He is the inventor of the eponymous G-networks or Gelenbe Networks that are the underpinning science used to evaluate the performance of computer networks, while they are controlled to ensure they function smoothly without overloading.
In one of his many breakthroughs, Professor Gelenbe invented the random neural network that closely models the spiking behaviour of natural neuronal systems together with learning algorithms for these systems.
Professor Gelenbe and his colleagues are also credited with inventing many years ago a patented multi-hop computer architecture for conveying voice and images over computer networks. He also established the theoretical underpinnings for this approach, which is now widely used in the telecommunications industry.
For some of his inventions, Professor Gelenbe and the teams he created gave up personal financial reward in exchange for distributing software freely to universities worldwide, so as to spread knowledge and social benefit.
During his long career, Professor Gelenbe has supervised over 75 PhDs who now work in Asia, Africa, Europe and the Americas. The American Mathematical Society ranks him among the top 30 most prolific PhD supervisors in the mathematical sciences. His former PhD students include many talented women researchers and academic leaders.
As part of his visit to Iran, in addition to his acceptance speech, Professor Gelenbe gave two lectures in Tehran, one at Sharif University and the other at the Graduate University for Professors called the Tarbiat Modares University.

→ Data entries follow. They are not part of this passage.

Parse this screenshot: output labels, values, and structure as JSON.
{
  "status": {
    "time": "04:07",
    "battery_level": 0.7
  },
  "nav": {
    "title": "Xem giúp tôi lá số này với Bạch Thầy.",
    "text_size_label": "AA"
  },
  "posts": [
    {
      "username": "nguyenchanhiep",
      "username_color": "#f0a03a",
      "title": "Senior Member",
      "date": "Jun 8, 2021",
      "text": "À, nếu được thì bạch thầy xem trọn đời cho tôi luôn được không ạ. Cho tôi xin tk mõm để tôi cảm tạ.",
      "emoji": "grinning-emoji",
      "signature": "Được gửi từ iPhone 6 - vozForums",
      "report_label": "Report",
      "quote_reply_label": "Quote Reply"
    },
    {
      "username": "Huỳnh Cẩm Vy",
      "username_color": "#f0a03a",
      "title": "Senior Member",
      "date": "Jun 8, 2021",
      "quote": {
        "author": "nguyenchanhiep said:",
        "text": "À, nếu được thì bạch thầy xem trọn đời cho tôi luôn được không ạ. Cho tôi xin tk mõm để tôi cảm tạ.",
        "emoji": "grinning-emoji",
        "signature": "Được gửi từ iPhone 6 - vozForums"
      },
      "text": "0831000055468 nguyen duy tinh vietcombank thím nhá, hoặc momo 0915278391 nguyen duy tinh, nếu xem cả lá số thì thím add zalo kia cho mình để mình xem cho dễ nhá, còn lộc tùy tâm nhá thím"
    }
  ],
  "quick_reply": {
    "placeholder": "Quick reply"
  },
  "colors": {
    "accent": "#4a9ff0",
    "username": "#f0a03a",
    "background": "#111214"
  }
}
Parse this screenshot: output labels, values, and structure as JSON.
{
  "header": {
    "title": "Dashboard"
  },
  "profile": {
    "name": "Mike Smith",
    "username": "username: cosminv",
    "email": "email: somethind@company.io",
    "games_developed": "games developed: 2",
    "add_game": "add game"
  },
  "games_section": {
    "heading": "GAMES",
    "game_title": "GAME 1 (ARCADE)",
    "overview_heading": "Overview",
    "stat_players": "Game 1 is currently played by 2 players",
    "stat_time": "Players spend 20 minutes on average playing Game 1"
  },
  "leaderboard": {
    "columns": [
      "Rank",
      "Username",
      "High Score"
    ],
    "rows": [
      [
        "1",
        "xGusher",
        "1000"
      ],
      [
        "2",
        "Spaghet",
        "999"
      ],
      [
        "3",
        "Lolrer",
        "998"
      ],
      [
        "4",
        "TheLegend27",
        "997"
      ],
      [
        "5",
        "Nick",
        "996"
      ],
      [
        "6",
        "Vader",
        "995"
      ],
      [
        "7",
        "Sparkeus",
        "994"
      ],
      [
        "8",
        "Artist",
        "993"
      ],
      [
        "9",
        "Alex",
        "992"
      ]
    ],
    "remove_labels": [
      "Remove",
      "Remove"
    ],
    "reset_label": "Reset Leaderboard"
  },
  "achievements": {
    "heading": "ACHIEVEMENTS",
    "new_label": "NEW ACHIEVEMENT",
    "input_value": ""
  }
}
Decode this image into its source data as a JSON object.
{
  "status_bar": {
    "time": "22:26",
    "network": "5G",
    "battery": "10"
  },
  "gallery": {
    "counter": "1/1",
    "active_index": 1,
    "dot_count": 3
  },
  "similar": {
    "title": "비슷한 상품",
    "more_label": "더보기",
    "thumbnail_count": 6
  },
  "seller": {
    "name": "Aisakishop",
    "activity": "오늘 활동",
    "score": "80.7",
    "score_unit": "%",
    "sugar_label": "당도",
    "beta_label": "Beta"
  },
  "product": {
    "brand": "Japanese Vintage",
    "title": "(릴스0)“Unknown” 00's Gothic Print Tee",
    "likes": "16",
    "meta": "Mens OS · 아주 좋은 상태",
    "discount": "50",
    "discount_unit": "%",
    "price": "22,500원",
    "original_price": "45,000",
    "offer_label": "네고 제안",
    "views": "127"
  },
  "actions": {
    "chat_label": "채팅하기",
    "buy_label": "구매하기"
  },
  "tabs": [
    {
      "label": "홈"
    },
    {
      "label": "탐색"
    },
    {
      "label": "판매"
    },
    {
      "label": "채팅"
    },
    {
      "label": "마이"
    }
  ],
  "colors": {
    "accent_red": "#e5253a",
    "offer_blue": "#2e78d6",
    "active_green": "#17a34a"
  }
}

In 2015, the Mustafa Prize was first awarded in the field of Nano-Technology to Professor Jackie Ying, a native of Taiwan working at Singapore’s A* Institute and MIT, and to Professor Omer Yaghi from UC Berkeley’s Chemistry Department.